COP 24: what’s at stake and what you need to know

    N News put together this guide to COP 24 to answer some of the biggest questions you may have and make sure you’re all caught up, with a ringside seat on the action.

    1. The basics: UNFCCC, UNEP, WMO, IPCC, COP 24, Kyoto Protocol, Paris Agreement… can someone please make sense of all this?

    These acronyms and place names all represent international tools and terms that, under the leadership of the UN, were created to help advance climate action globally. They all play a specific and different role in focussing us all on achieving environmental sustainability. Here’s how it fits together:

    In 1992, the UN organised a major event in Rio de Janeiro called the Earth Summit, in which the UN Framework Convention on Climate Change (UNFCCC) was adopted.

    In this treaty, nations agreed to “stabilize greenhouse gas concentrations in the atmosphere” to prevent dangerous interference from human activity on the climate system. Today, the treaty has 197 signatories. Every year since the treaty entered into force in 1994, a “conference of the parties” – a COP – is held to discuss how to move forward and, since there have been 23 COPs so far, this year’s will be the 24th, or “COP 24”.

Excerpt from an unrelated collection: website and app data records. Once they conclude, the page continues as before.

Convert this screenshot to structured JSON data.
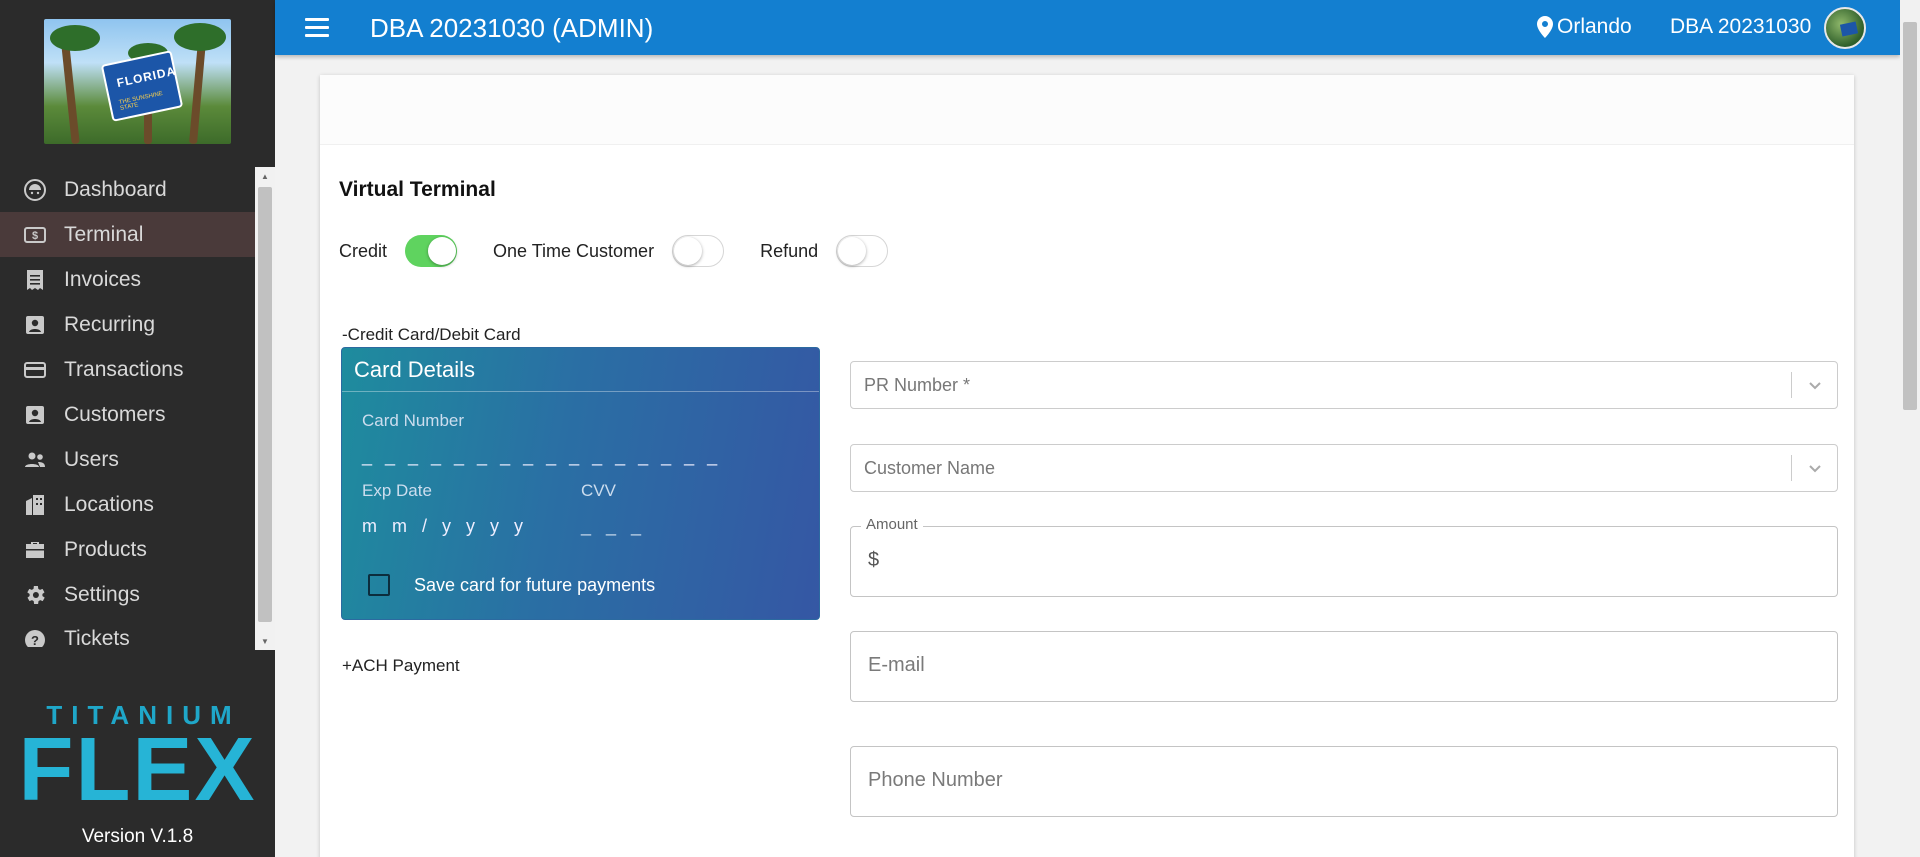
{
  "app": {
    "title": "DBA 20231030 (ADMIN)",
    "location": "Orlando",
    "user": "DBA 20231030",
    "version": "Version V.1.8",
    "brand_top": "TITANIUM",
    "brand_main": "FLEX",
    "logo_sign_text": "FLORIDA",
    "logo_sign_sub": "THE SUNSHINE STATE"
  },
  "sidebar": {
    "items": [
      {
        "label": "Dashboard",
        "icon": "dashboard-icon"
      },
      {
        "label": "Terminal",
        "icon": "terminal-icon",
        "active": true
      },
      {
        "label": "Invoices",
        "icon": "invoice-icon"
      },
      {
        "label": "Recurring",
        "icon": "recurring-icon"
      },
      {
        "label": "Transactions",
        "icon": "credit-card-icon"
      },
      {
        "label": "Customers",
        "icon": "customer-icon"
      },
      {
        "label": "Users",
        "icon": "users-icon"
      },
      {
        "label": "Locations",
        "icon": "building-icon"
      },
      {
        "label": "Products",
        "icon": "briefcase-icon"
      },
      {
        "label": "Settings",
        "icon": "gear-icon"
      },
      {
        "label": "Tickets",
        "icon": "help-icon"
      }
    ]
  },
  "main": {
    "title": "Virtual Terminal",
    "toggles": [
      {
        "label": "Credit",
        "on": true
      },
      {
        "label": "One Time Customer",
        "on": false
      },
      {
        "label": "Refund",
        "on": false
      }
    ],
    "credit_section_label": "-Credit Card/Debit Card",
    "ach_section_label": "+ACH Payment",
    "card": {
      "title": "Card Details",
      "number_label": "Card Number",
      "number_mask": "_ _ _ _ _ _ _ _ _ _ _ _ _ _ _ _",
      "exp_label": "Exp Date",
      "exp_mask": "m m / y y y y",
      "cvv_label": "CVV",
      "cvv_mask": "_ _ _",
      "save_label": "Save card for future payments"
    },
    "form": {
      "pr_number_placeholder": "PR Number *",
      "customer_name_placeholder": "Customer Name",
      "amount_label": "Amount",
      "amount_prefix": "$",
      "email_placeholder": "E-mail",
      "phone_placeholder": "Phone Number"
    }
  },
  "colors": {
    "header": "#137fd0",
    "sidebar": "#2b2b2b",
    "toggle_on": "#5fd35f",
    "brand": "#26b4d6"
  }
}
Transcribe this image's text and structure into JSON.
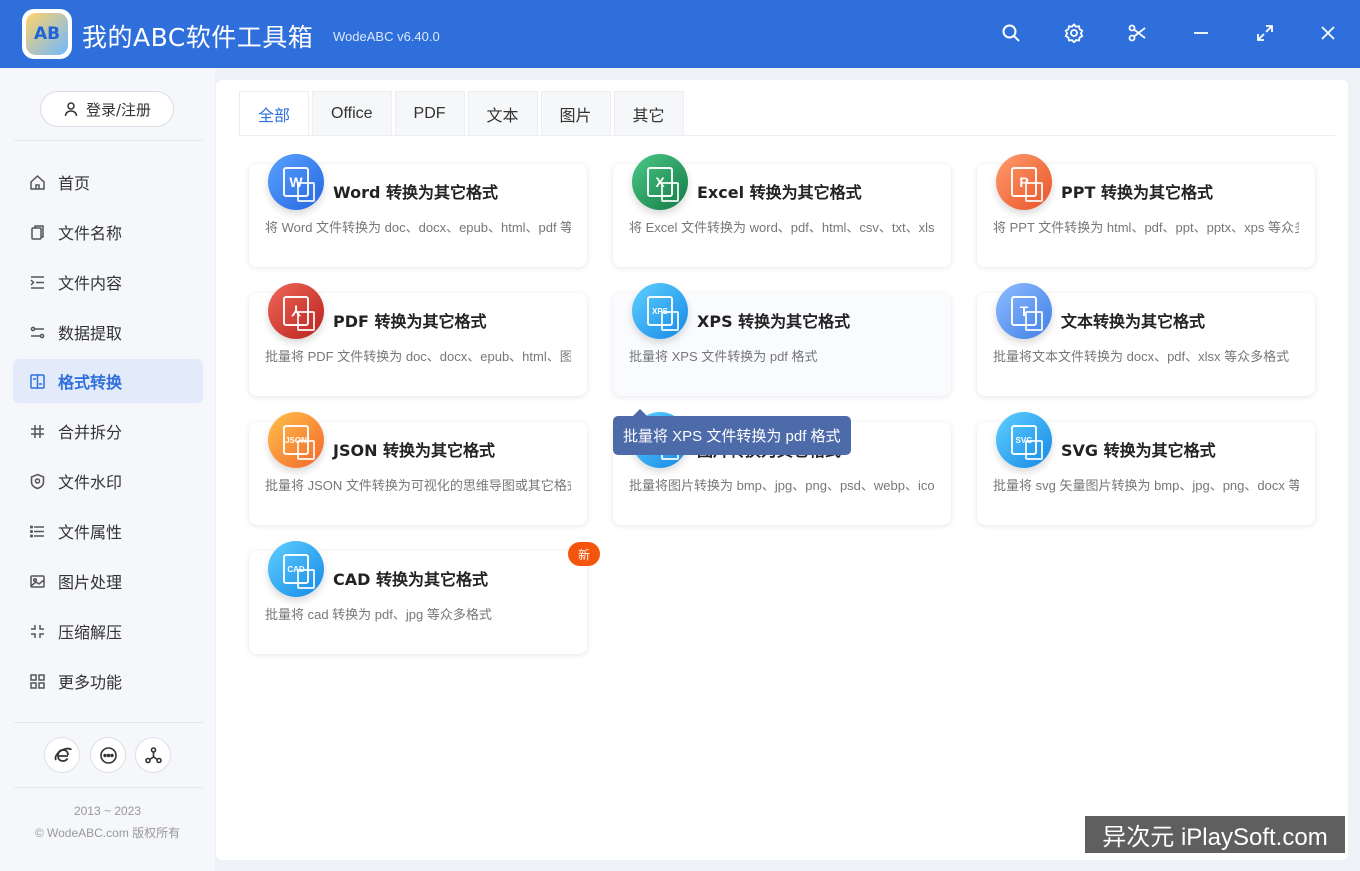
{
  "app": {
    "logo_text": "AB",
    "title": "我的ABC软件工具箱",
    "version": "WodeABC v6.40.0"
  },
  "titlebar_icons": [
    "search-icon",
    "gear-icon",
    "scissors-icon",
    "minimize-icon",
    "maximize-icon",
    "close-icon"
  ],
  "sidebar": {
    "login_label": "登录/注册",
    "items": [
      {
        "label": "首页",
        "icon": "home-icon"
      },
      {
        "label": "文件名称",
        "icon": "file-copy-icon"
      },
      {
        "label": "文件内容",
        "icon": "indent-list-icon"
      },
      {
        "label": "数据提取",
        "icon": "extract-icon"
      },
      {
        "label": "格式转换",
        "icon": "convert-icon",
        "active": true
      },
      {
        "label": "合并拆分",
        "icon": "hash-icon"
      },
      {
        "label": "文件水印",
        "icon": "shield-icon"
      },
      {
        "label": "文件属性",
        "icon": "list-icon"
      },
      {
        "label": "图片处理",
        "icon": "image-icon"
      },
      {
        "label": "压缩解压",
        "icon": "compress-icon"
      },
      {
        "label": "更多功能",
        "icon": "grid-icon"
      }
    ],
    "bottom_buttons": [
      "browser-icon",
      "chat-icon",
      "share-icon"
    ],
    "copyright_years": "2013 ~ 2023",
    "copyright_text": "© WodeABC.com 版权所有"
  },
  "tabs": [
    {
      "label": "全部",
      "active": true
    },
    {
      "label": "Office"
    },
    {
      "label": "PDF"
    },
    {
      "label": "文本"
    },
    {
      "label": "图片"
    },
    {
      "label": "其它"
    }
  ],
  "cards": [
    {
      "title": "Word 转换为其它格式",
      "desc": "将 Word 文件转换为 doc、docx、epub、html、pdf 等众多格式",
      "icon": "word-icon",
      "glyph": "W",
      "color": "#2f7bea"
    },
    {
      "title": "Excel 转换为其它格式",
      "desc": "将 Excel 文件转换为 word、pdf、html、csv、txt、xls 等众多格式",
      "icon": "excel-icon",
      "glyph": "X",
      "color": "#1f9b5a"
    },
    {
      "title": "PPT 转换为其它格式",
      "desc": "将 PPT 文件转换为 html、pdf、ppt、pptx、xps 等众多格式",
      "icon": "ppt-icon",
      "glyph": "P",
      "color": "#f06a3c"
    },
    {
      "title": "PDF 转换为其它格式",
      "desc": "批量将 PDF 文件转换为 doc、docx、epub、html、图片等格式",
      "icon": "pdf-icon",
      "glyph": "⅄",
      "color": "#d8342a"
    },
    {
      "title": "XPS 转换为其它格式",
      "desc": "批量将 XPS 文件转换为 pdf 格式",
      "icon": "xps-icon",
      "glyph": "XPS",
      "color": "#1ea8f0"
    },
    {
      "title": "文本转换为其它格式",
      "desc": "批量将文本文件转换为 docx、pdf、xlsx 等众多格式",
      "icon": "text-icon",
      "glyph": "T",
      "color": "#5e9cf2"
    },
    {
      "title": "JSON 转换为其它格式",
      "desc": "批量将 JSON 文件转换为可视化的思维导图或其它格式",
      "icon": "json-icon",
      "glyph": "JSON",
      "color": "#fb8a3a"
    },
    {
      "title": "图片转换为其它格式",
      "desc": "批量将图片转换为 bmp、jpg、png、psd、webp、ico 等格式",
      "icon": "image-convert-icon",
      "glyph": "IMG",
      "color": "#1ea8f0"
    },
    {
      "title": "SVG 转换为其它格式",
      "desc": "批量将 svg 矢量图片转换为 bmp、jpg、png、docx 等格式",
      "icon": "svg-icon",
      "glyph": "SVG",
      "color": "#1ea8f0"
    },
    {
      "title": "CAD 转换为其它格式",
      "desc": "批量将 cad 转换为 pdf、jpg 等众多格式",
      "icon": "cad-icon",
      "glyph": "CAD",
      "color": "#1ea8f0",
      "badge": "新"
    }
  ],
  "tooltip": "批量将 XPS 文件转换为 pdf 格式",
  "watermark": "异次元 iPlaySoft.com"
}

    Because the UNFCCC had non-binding limits on greenhouse gas emissions for individual countries and no enforcement mechanism, various “extensions” to this treaty were negotiated during these COPs, including: the famous Kyoto Protocol in 1997, which defined emission limits for developed nations to be achieved by 2012; and the Paris Agreement, adopted in 2015, in which all countries of the world agreed to step up efforts to limit global warming to 1.5°C above pre-industrial temperatures and boost climate action financing.

    Two agencies support the scientific work of the UN on climate change: the UN Environment Programme (UNEP) and the World Meteorological Organization (WMO). Together, they set up the Intergovernmental Panel on Climate Change (IPCC) in 1988, which is made of hundreds of experts, dedicated to assessing data and providing reliable scientific evidence for the climate action negotiations, including the upcoming ones in Katowice.

    2. The UN seems to be having a lot of conferences and summits on this subject… Is any of it, well… fruitful?

    These meetings have been vital to find a global consensus on an issue that requires a global solution.  Although progress has been much slower than needed, the process — which has been as challenging as it is ambitious – has worked to bring all countries with very different circumstances, together. Progress has been made every step of the way. Some of the concrete actions taken so far prove one thing: climate action has a real positive impact and can truly help us prevent the worst.

    Here are some notable achievements so far:

    – At least 57 countries have managed to bring their greenhouse gas emissions down to the levels required to curb global warming.

    – There are at least 51 “carbon pricing” initiatives in the works; charging those who emit carbon dioxide per tonne emitted.

    – In 2015, 18 high-income countries committed to donating US$100 billion a year for climate action in developing countries. So far, over $70 billion have been mobilised.

    3. Why is everyone talking about the Paris Agreement?

    The Paris document – which provides the world with the only viable option for addressing climate change – has been ratified by 184 parties, and entered into force in November 2016.

    The commitments contained in it are significant:

    – Limit global average temperature rise to well below 2°C and pursue efforts to limit the temperature increase to 1.5°C.

    – Ramp up financing for climate action, including the annual $100 billion goal from donor nations for lower-income countries.

    – Develop national climate plans by 2020, including their self-determined goals and targets.

    – Protect beneficial ecosystems that absorb greenhouse gases, including forests.

    – Strengthen resilience and reduce vulnerability to climate change.

    – Finalize a work programme to implement the agreement in 2018.

    The United States, which joined the Agreement in 2016, announced its intention in July 2017, to withdraw from it. However, the nation remains a party to the Agreement at least until November 2020, which is the earliest that it can legally request to withdraw from it.

    READ MORE HERE
    https://news.un.org/en/story/2018/11/1026851